There was much discussion recently when it was reported that robots are now being designed with the capability to mimic human emotion.
While some question the desirability of this, I thought that it was a refreshing change from usual management practices which seem to want humans to behave more like robots.
This is most apparent in organisational approaches to romance in the workplace. In many organisations, any sort of romantic relationship is viewed as a perplexing, potentially troublesome disruption to the work routine.
HR managers are especially wary, with up to three quarters of them anticipating that workplace romances will end up in a complaint of sexual harassment. This has resulted in calls for more policies on workplace romances, which have been dubbed “love contracts”.
Fortunately, these do not seem to have caught on, but songwriters Dorothy Fields and Jerome Kern summed up this approach best:
“A fine romance with no quarrels with no insults and all morals”
In terms of work flow, work production, and working relationships it would be far better if people did not get romantically involved with one another. However, that’s never going to happen.
For people to fall for one another generally speaking it helps for them to be in relatively close proximity, to be in contact with one another and to share similar views and interests. Being able to collaborate with the other person, especially on something that is meaningful to them, also helps to establish and deepen the ties. These conditions all exist in the workplace.
Therefore, it should be of no surprise that whilst we obsess about the 20% of workplace relationships that end up in harassment claims, between half to three quarters become long-term relationships and turn into marriage.
Unfortunately, organisations that take a dim view of workplace liaisons may choose to take some form of action. Whilst these policies may seem to be fair on the surface women tend to fare worse overall. Although relationships between co-workers are seen as the least problematic and most accepted, relationships between manager and direct report are viewed with much suspicion. Some organisations will tend to ask one person to move to another role and/or department. Usually this is the more junior person. Given the way hierarchies are structured, this will most often be the woman.
To make matters worse, gender stereotypes play their part with more negative judgements being made about women in such situations. People find it easier to explain why a woman is involved in a relationship other than being in love: gold-digger and ambitious being two of the less crude verdicts. Men tend to be far less harshly judged and in some studies their status may even be somewhat enhanced.

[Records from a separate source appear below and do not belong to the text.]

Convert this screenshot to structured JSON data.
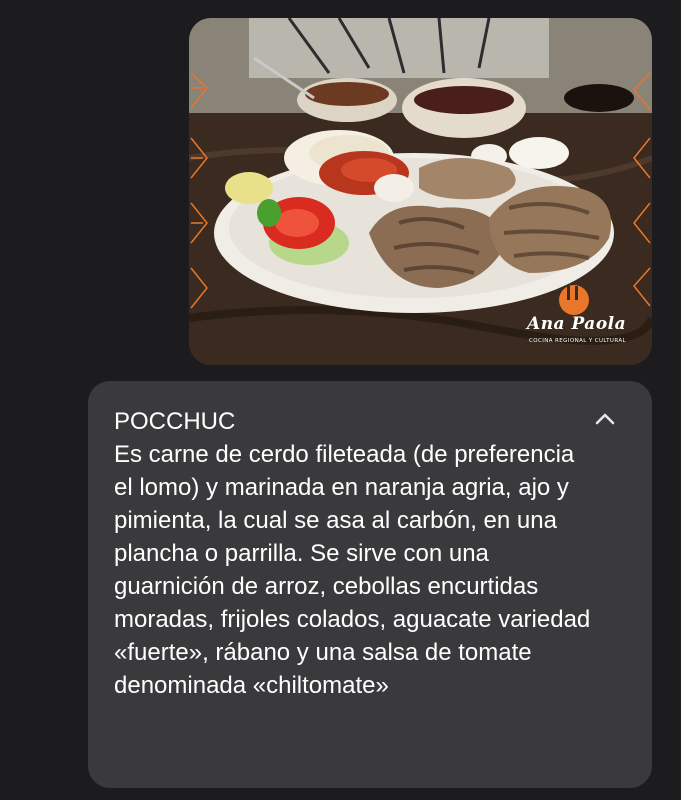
{
  "photo": {
    "logo_name": "Ana Paola",
    "logo_subtitle": "COCINA REGIONAL Y CULTURAL"
  },
  "message": {
    "title": "POCCHUC",
    "body": "Es carne de cerdo fileteada (de preferencia el lomo) y marinada en naranja agria, ajo y pimienta, la cual se asa al carbón, en una plancha o parrilla. Se sirve con una guarnición de arroz, cebollas encurtidas moradas, frijoles colados, aguacate variedad «fuerte», rábano y una salsa de tomate denominada «chiltomate»"
  },
  "colors": {
    "background": "#1c1c1e",
    "bubble": "#3a3a3c",
    "text": "#ffffff",
    "logo_accent": "#e8762b"
  },
  "icons": {
    "collapse": "chevron-up-icon"
  }
}
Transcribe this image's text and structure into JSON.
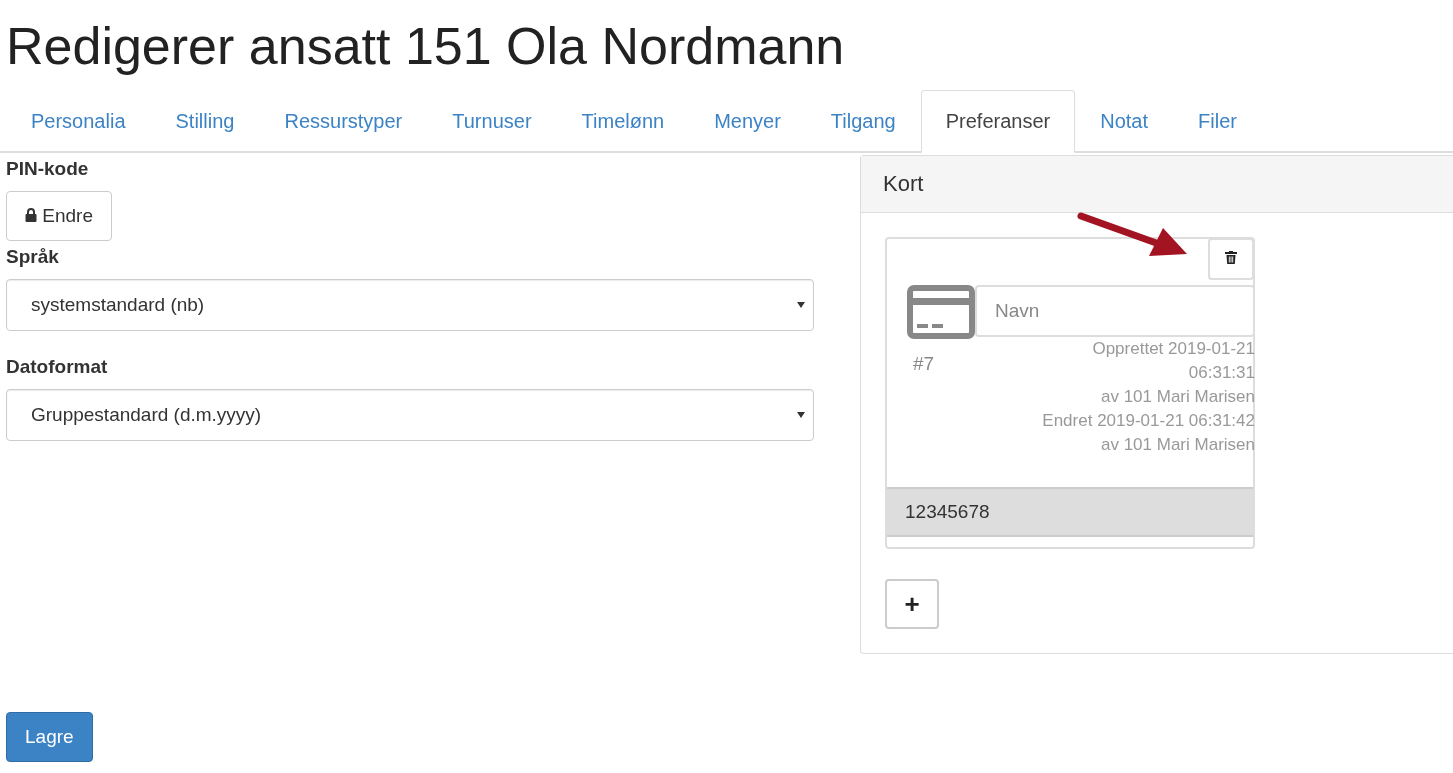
{
  "title": "Redigerer ansatt 151 Ola Nordmann",
  "tabs": [
    {
      "label": "Personalia",
      "selected": false
    },
    {
      "label": "Stilling",
      "selected": false
    },
    {
      "label": "Ressurstyper",
      "selected": false
    },
    {
      "label": "Turnuser",
      "selected": false
    },
    {
      "label": "Timelønn",
      "selected": false
    },
    {
      "label": "Menyer",
      "selected": false
    },
    {
      "label": "Tilgang",
      "selected": false
    },
    {
      "label": "Preferanser",
      "selected": true
    },
    {
      "label": "Notat",
      "selected": false
    },
    {
      "label": "Filer",
      "selected": false
    }
  ],
  "pin": {
    "label": "PIN-kode",
    "button": "Endre"
  },
  "fields": [
    {
      "label": "Språk",
      "value": "systemstandard (nb)"
    },
    {
      "label": "Datoformat",
      "value": "Gruppestandard (d.m.yyyy)"
    }
  ],
  "cards_panel": {
    "heading": "Kort",
    "cards": [
      {
        "number": "#7",
        "name_placeholder": "Navn",
        "meta": [
          "Opprettet 2019-01-21",
          "06:31:31",
          "av 101 Mari Marisen",
          "Endret 2019-01-21 06:31:42",
          "av 101 Mari Marisen"
        ],
        "code": "12345678"
      }
    ],
    "add_button": "+"
  },
  "save_button": "Lagre"
}
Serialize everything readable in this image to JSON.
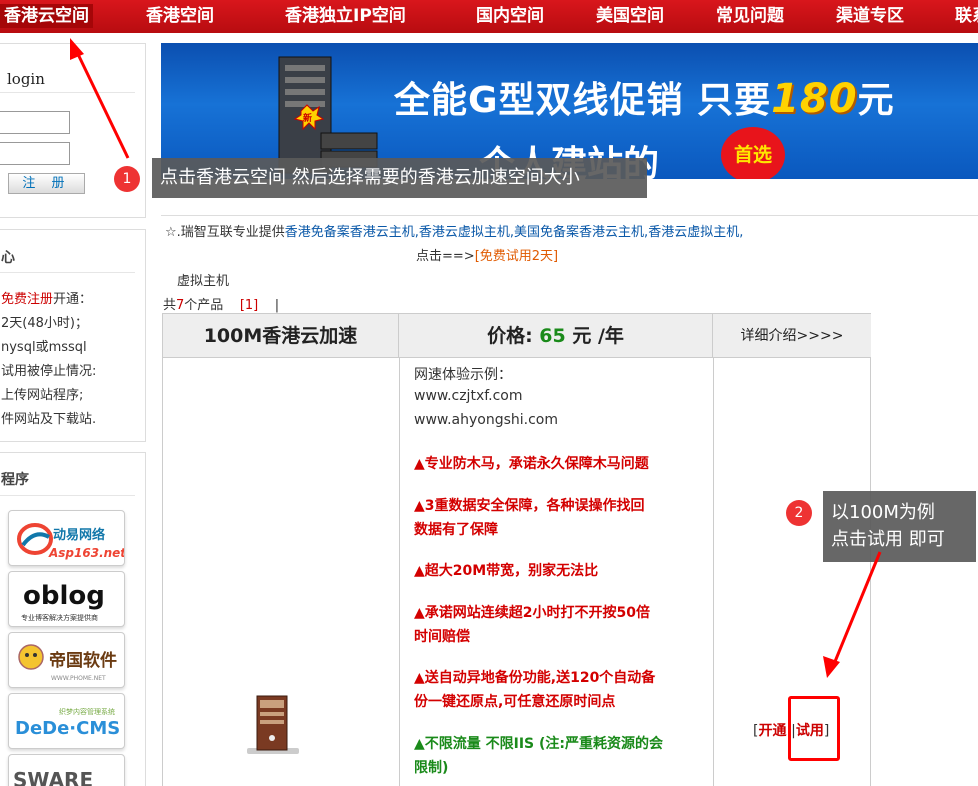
{
  "nav": {
    "items": [
      "香港云空间",
      "香港空间",
      "香港独立IP空间",
      "国内空间",
      "美国空间",
      "常见问题",
      "渠道专区",
      "联系"
    ]
  },
  "login": {
    "title": "login",
    "register_label": "注 册"
  },
  "member": {
    "title": "心",
    "lines": [
      {
        "link": "免费注册",
        "text": "开通："
      },
      {
        "text": "2天(48小时)；"
      },
      {
        "text": "nysql或mssql"
      },
      {
        "text": "试用被停止情况:"
      },
      {
        "text": "上传网站程序;"
      },
      {
        "text": "件网站及下载站."
      }
    ]
  },
  "programs": {
    "title": "程序",
    "logos": [
      {
        "name": "动易网络",
        "sub": "Asp163.net"
      },
      {
        "name": "oblog",
        "sub": "专业博客解决方案提供商"
      },
      {
        "name": "帝国软件",
        "sub": "WWW.PHOME.NET"
      },
      {
        "name": "DeDe·CMS",
        "sub": "织梦内容管理系统"
      },
      {
        "name": "SWARE",
        "sub": ""
      }
    ]
  },
  "banner": {
    "line1": "全能G型双线促销 只要",
    "price": "180",
    "price_suffix": "元",
    "line2": "个人建站的",
    "badge": "首选",
    "new_tag": "新"
  },
  "annotations": {
    "marker1": "1",
    "tooltip1": "点击香港云空间  然后选择需要的香港云加速空间大小",
    "marker2": "2",
    "tooltip2_line1": "以100M为例",
    "tooltip2_line2": "点击试用 即可"
  },
  "info": {
    "promo_prefix": "☆.瑞智互联专业提供",
    "promo_links": "香港免备案香港云主机,香港云虚拟主机,美国免备案香港云主机,香港云虚拟主机,",
    "trial_prefix": "点击==>",
    "trial_link": "[免费试用2天]",
    "breadcrumb": "虚拟主机",
    "count_prefix": "共",
    "count_num": "7",
    "count_suffix": "个产品",
    "page_link": "[1]",
    "page_sep": "|"
  },
  "product": {
    "name": "100M香港云加速",
    "price_label": "价格:",
    "price_value": "65",
    "price_unit": "元 /年",
    "detail_link": "详细介绍>>>>",
    "speed_title": "网速体验示例：",
    "speed_site1": "www.czjtxf.com",
    "speed_site2": "www.ahyongshi.com",
    "features": [
      "▲专业防木马，承诺永久保障木马问题",
      "▲3重数据安全保障，各种误操作找回",
      "数据有了保障",
      "▲超大20M带宽，别家无法比",
      "▲承诺网站连续超2小时打不开按50倍",
      "时间赔偿",
      "▲送自动异地备份功能,送120个自动备",
      "份一键还原点,可任意还原时间点"
    ],
    "feature_green_1": "▲不限流量 不限IIS (注:严重耗资源的会",
    "feature_green_2": "限制)",
    "action_open": "开通",
    "action_sep": "||",
    "action_trial": "试用"
  }
}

If the relationship ends a man will be seen as ‘coping’ but a woman will be described as ‘over-emotional’. Gender stereotypes have negative implications for women involved in relationships at work.
Liaisons can bring benefits: increases in commitment, morale and job satisfaction. But just as no-one is forcing employees to form relationships with one another to get the benefits, we need to be careful about legislating against them too. There are clearly concerns about bias, favouritism and harassment but there is little need for an overly risk avoidance, legalistic approach.
Couples need to be professional in the workplace; organisations need to use a light touch, taking action only when it is necessary; and all of us could examine our own attitudes to relationships and consider whether we are in fact being fair in love at work.
About the author
Professor Binna Kandola OBE is a diversity expert and founder of business psychologists Pearn Kandola. He has written extensively about gender in the work place, and seeks to tackle unconscious bias in the business world.